── Provided data ──
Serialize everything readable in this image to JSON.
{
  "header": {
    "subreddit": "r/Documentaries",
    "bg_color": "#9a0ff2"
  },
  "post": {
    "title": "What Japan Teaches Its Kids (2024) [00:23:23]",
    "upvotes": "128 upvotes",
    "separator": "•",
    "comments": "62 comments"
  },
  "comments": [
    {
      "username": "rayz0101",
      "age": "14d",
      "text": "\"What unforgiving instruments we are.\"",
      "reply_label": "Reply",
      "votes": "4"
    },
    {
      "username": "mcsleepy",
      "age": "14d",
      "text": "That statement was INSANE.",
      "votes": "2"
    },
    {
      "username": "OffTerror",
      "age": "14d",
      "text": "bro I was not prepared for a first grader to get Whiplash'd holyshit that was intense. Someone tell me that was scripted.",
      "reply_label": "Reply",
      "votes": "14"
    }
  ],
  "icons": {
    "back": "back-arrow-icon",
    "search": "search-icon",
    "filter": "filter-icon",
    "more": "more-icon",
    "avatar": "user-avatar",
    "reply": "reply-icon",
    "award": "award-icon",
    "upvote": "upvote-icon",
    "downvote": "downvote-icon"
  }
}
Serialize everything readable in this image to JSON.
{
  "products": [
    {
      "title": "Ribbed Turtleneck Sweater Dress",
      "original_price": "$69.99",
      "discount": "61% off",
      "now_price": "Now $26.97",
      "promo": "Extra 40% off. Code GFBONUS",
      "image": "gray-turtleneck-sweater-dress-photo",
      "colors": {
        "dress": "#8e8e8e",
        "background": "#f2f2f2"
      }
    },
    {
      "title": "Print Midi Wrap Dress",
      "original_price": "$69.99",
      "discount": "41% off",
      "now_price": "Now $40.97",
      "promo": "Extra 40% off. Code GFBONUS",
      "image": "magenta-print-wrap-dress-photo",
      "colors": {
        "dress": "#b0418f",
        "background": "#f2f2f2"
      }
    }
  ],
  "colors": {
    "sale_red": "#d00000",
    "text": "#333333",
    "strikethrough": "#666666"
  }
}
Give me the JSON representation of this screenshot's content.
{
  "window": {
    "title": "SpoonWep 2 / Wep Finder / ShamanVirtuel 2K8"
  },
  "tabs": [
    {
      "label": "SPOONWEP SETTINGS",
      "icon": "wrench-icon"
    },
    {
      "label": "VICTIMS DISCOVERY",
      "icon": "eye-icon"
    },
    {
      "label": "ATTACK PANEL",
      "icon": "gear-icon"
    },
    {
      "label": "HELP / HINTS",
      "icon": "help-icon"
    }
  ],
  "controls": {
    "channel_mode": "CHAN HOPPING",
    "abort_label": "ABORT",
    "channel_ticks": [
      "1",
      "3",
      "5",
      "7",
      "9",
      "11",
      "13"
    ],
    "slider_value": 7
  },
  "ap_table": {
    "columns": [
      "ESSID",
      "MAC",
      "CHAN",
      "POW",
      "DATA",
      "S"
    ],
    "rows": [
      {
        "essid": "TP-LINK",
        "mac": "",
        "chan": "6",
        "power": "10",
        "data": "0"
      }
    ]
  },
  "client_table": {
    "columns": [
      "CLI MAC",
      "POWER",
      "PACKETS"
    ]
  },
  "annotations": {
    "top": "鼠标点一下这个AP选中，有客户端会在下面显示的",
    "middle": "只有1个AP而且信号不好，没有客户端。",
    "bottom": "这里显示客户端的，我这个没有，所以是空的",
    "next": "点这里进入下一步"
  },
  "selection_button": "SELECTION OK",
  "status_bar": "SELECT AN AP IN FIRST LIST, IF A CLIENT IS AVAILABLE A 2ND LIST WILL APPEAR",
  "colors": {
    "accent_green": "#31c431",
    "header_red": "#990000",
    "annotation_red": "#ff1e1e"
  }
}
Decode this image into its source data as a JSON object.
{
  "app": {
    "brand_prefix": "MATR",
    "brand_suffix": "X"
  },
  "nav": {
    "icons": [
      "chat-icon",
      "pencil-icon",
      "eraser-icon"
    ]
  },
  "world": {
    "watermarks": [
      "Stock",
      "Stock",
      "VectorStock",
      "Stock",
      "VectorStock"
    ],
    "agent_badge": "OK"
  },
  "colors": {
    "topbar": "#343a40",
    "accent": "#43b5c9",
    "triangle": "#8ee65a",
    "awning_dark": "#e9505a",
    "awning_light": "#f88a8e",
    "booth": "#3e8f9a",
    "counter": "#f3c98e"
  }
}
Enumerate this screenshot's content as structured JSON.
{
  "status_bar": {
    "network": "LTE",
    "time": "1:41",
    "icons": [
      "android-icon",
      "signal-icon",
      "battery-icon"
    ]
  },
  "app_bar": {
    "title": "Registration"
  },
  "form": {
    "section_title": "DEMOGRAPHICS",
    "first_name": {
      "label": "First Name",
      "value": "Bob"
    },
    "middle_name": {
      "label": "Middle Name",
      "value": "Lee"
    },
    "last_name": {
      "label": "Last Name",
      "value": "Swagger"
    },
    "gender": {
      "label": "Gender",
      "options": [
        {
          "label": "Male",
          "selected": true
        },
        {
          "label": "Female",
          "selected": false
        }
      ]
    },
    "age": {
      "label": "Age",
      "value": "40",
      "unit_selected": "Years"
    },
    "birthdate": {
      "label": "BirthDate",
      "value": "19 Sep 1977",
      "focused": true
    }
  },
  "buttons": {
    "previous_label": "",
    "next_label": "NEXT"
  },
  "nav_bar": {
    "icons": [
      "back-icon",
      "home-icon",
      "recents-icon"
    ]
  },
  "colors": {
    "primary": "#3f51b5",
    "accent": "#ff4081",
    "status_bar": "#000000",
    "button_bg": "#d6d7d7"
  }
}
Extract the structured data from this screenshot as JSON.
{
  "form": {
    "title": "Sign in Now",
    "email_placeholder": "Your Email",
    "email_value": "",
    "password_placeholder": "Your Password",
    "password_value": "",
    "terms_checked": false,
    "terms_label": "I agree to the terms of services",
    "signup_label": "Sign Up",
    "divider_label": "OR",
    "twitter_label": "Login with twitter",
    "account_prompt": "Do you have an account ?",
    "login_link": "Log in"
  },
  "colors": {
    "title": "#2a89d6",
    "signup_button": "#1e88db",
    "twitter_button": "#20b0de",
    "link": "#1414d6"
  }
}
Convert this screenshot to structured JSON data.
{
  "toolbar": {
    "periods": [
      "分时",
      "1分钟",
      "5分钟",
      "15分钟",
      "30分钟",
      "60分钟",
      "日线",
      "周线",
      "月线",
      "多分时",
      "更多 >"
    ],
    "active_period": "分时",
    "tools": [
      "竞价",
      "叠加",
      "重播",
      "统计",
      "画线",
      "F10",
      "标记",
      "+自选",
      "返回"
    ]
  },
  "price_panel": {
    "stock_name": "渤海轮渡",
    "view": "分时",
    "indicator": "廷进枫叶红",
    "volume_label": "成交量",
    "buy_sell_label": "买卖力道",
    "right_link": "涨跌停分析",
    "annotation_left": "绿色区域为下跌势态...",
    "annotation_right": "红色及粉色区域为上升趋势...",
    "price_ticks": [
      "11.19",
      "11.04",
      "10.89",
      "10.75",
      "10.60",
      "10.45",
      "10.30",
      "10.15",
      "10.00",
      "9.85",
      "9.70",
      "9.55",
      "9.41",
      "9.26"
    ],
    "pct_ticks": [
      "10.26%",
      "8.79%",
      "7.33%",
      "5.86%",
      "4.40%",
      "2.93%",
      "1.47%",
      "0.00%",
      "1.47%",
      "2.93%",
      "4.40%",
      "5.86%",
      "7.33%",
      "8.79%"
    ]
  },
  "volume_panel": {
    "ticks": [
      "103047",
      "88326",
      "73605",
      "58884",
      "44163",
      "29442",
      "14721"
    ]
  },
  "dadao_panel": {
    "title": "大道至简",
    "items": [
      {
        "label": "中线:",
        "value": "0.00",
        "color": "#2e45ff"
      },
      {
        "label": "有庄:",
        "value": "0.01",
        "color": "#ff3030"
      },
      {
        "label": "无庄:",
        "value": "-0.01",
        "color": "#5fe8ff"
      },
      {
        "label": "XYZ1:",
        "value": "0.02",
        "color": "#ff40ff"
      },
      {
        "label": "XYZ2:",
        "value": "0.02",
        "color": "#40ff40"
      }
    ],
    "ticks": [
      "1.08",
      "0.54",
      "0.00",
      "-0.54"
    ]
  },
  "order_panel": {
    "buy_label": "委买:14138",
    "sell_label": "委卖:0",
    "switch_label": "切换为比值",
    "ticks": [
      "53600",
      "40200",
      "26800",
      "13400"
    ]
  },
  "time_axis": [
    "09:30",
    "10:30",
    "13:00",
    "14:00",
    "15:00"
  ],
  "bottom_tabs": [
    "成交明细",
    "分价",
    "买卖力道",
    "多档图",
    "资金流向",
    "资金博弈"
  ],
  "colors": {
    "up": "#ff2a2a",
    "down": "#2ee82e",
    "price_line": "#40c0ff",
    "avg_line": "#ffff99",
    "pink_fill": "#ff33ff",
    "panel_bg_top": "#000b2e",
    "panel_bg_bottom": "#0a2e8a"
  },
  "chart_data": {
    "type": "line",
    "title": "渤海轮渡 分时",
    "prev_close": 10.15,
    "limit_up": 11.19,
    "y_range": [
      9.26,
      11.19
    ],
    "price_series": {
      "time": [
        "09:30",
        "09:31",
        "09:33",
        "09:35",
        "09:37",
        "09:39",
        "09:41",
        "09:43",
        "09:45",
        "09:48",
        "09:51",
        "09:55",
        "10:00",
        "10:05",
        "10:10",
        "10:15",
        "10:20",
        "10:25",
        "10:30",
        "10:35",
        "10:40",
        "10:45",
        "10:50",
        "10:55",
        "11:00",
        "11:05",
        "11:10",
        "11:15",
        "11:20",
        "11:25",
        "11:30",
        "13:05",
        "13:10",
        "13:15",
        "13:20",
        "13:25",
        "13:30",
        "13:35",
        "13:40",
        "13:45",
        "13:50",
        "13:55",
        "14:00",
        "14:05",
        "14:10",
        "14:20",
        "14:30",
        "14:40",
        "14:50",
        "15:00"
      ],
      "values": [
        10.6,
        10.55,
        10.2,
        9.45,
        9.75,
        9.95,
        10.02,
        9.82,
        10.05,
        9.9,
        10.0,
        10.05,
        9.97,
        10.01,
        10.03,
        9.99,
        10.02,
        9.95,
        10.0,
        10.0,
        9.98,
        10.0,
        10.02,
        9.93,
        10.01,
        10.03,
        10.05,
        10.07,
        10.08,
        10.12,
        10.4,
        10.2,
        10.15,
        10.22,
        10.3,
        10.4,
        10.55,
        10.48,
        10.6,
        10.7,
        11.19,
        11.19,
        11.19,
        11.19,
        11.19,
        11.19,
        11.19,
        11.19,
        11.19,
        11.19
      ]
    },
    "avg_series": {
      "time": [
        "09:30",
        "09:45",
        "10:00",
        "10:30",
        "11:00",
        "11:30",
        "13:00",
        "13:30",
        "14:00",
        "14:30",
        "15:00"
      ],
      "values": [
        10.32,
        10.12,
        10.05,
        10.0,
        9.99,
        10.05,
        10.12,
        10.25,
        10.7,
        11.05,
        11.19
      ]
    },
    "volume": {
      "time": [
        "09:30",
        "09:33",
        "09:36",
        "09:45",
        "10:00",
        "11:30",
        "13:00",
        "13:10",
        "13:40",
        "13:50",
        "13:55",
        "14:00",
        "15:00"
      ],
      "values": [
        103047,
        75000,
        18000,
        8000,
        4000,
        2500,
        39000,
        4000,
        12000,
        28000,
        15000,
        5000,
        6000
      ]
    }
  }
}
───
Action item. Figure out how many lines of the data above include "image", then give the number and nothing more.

Answer to the exercise. 5